Lines with the word "this" are the answer; copy each of them from the data below.

(Excerpts from an interface dataset)
========
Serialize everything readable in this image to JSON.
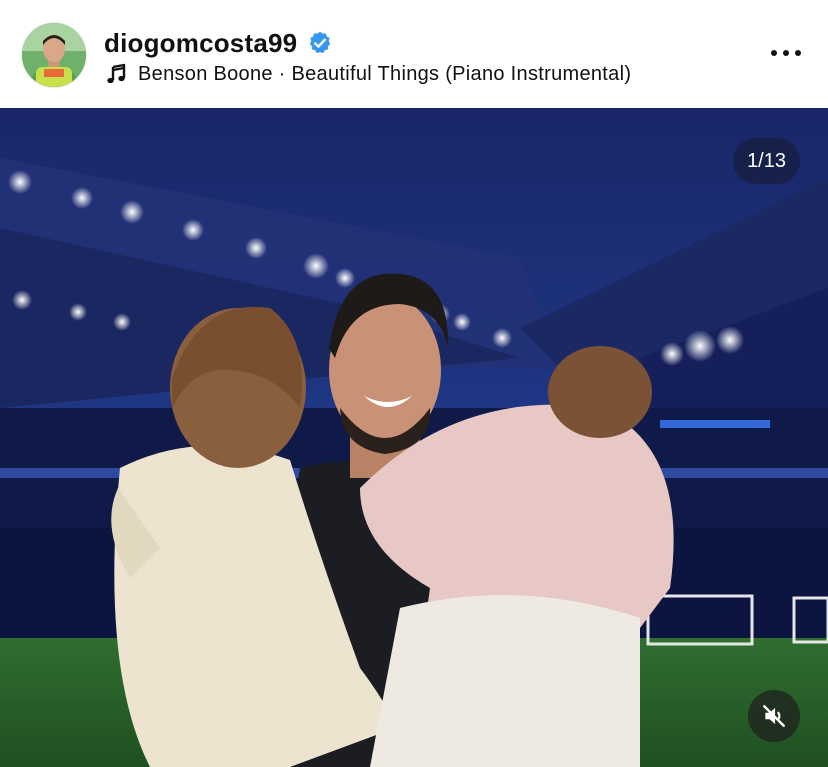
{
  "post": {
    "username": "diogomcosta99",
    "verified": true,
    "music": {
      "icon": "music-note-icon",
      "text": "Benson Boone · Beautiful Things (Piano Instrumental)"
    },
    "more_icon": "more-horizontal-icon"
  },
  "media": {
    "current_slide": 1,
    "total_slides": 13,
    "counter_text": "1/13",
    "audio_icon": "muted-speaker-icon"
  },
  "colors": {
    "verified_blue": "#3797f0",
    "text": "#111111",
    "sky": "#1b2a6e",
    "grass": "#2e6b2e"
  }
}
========
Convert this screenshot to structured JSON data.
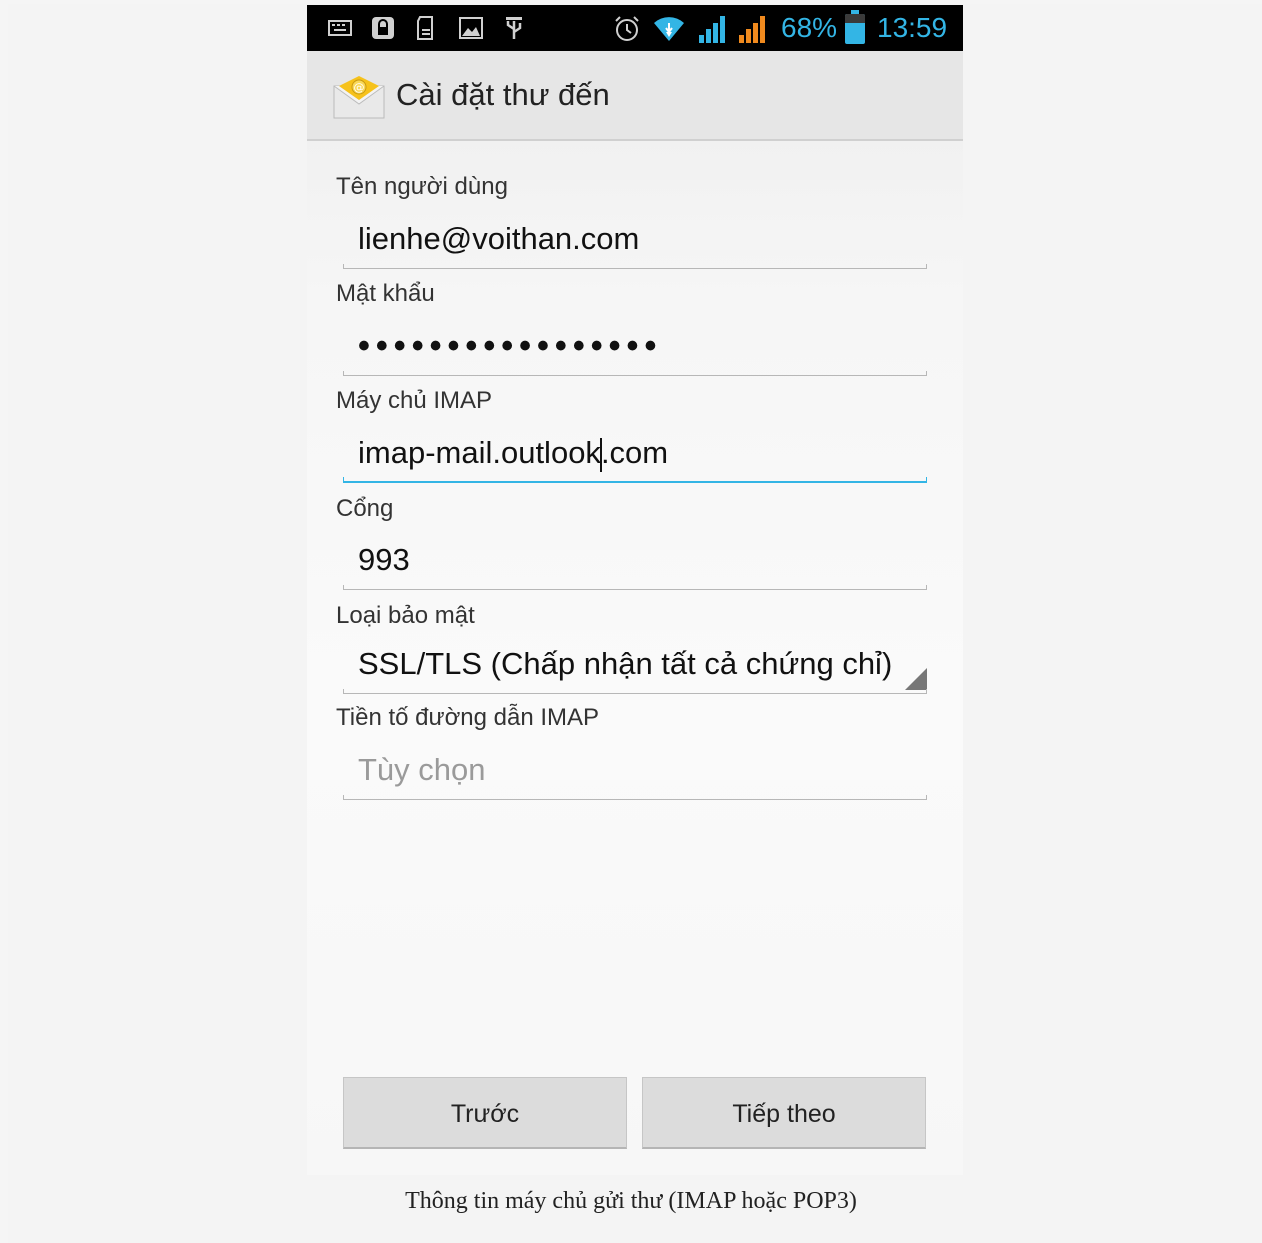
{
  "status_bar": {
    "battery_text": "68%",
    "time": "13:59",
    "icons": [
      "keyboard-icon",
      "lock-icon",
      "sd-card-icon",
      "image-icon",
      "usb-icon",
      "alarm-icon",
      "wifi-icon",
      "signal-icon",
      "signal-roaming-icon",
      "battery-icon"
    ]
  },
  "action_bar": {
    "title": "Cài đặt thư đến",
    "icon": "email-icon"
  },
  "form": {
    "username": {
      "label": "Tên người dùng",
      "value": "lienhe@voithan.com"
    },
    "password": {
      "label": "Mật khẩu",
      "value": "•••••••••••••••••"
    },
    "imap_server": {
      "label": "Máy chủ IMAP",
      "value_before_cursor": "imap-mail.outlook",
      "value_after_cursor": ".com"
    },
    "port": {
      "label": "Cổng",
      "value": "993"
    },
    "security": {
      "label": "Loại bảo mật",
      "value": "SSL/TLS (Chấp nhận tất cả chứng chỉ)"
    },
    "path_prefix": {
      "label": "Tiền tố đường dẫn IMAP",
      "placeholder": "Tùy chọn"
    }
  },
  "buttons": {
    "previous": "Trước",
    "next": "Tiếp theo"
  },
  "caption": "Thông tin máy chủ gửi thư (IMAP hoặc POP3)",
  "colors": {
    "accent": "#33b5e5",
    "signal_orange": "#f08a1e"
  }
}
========
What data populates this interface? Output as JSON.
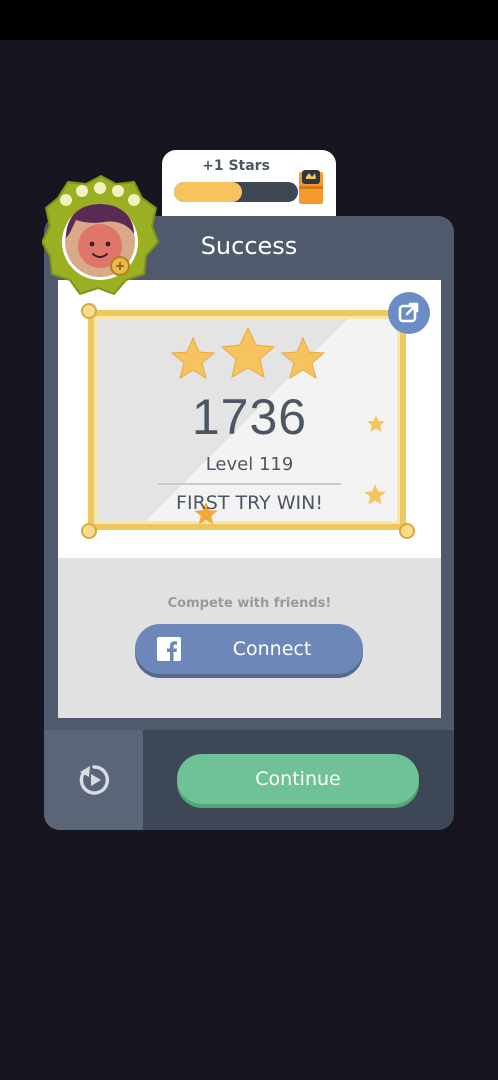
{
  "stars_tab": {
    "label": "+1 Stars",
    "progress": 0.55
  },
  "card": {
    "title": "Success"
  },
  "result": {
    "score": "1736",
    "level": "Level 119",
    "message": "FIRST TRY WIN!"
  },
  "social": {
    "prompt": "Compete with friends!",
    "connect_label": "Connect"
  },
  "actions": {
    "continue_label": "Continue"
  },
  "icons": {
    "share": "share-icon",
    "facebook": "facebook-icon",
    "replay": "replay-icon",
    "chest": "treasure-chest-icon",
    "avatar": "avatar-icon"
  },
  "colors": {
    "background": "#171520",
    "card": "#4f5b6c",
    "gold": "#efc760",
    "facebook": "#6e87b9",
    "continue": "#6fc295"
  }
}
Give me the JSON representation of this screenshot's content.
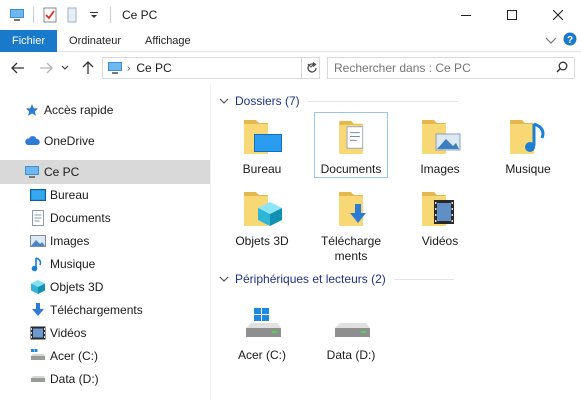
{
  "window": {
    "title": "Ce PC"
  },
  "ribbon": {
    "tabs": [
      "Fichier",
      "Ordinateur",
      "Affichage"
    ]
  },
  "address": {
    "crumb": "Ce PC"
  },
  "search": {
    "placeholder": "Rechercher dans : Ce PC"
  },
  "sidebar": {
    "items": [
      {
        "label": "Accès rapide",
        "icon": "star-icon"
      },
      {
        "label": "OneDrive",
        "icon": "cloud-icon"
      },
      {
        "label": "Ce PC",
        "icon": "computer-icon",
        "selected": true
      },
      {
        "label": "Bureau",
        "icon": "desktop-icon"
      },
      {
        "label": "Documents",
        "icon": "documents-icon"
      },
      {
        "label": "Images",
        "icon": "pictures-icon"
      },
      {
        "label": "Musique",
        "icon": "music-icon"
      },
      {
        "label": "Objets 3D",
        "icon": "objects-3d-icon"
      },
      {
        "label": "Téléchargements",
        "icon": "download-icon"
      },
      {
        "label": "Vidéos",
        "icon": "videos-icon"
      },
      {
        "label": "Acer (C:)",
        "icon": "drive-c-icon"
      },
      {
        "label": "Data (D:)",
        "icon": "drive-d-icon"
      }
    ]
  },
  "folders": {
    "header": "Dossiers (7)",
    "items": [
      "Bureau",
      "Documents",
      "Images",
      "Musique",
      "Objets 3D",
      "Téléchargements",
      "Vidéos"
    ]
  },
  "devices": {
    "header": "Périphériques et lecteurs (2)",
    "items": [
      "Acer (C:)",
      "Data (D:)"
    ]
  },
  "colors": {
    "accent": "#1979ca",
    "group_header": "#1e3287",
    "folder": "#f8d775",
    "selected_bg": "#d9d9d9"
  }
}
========
§ EXERCISE RESPONSE:
Serialize everything readable in this image to JSON.
Convert this screenshot to structured JSON data.
What data populates this interface? Output as JSON.
Give me the JSON representation of this screenshot's content.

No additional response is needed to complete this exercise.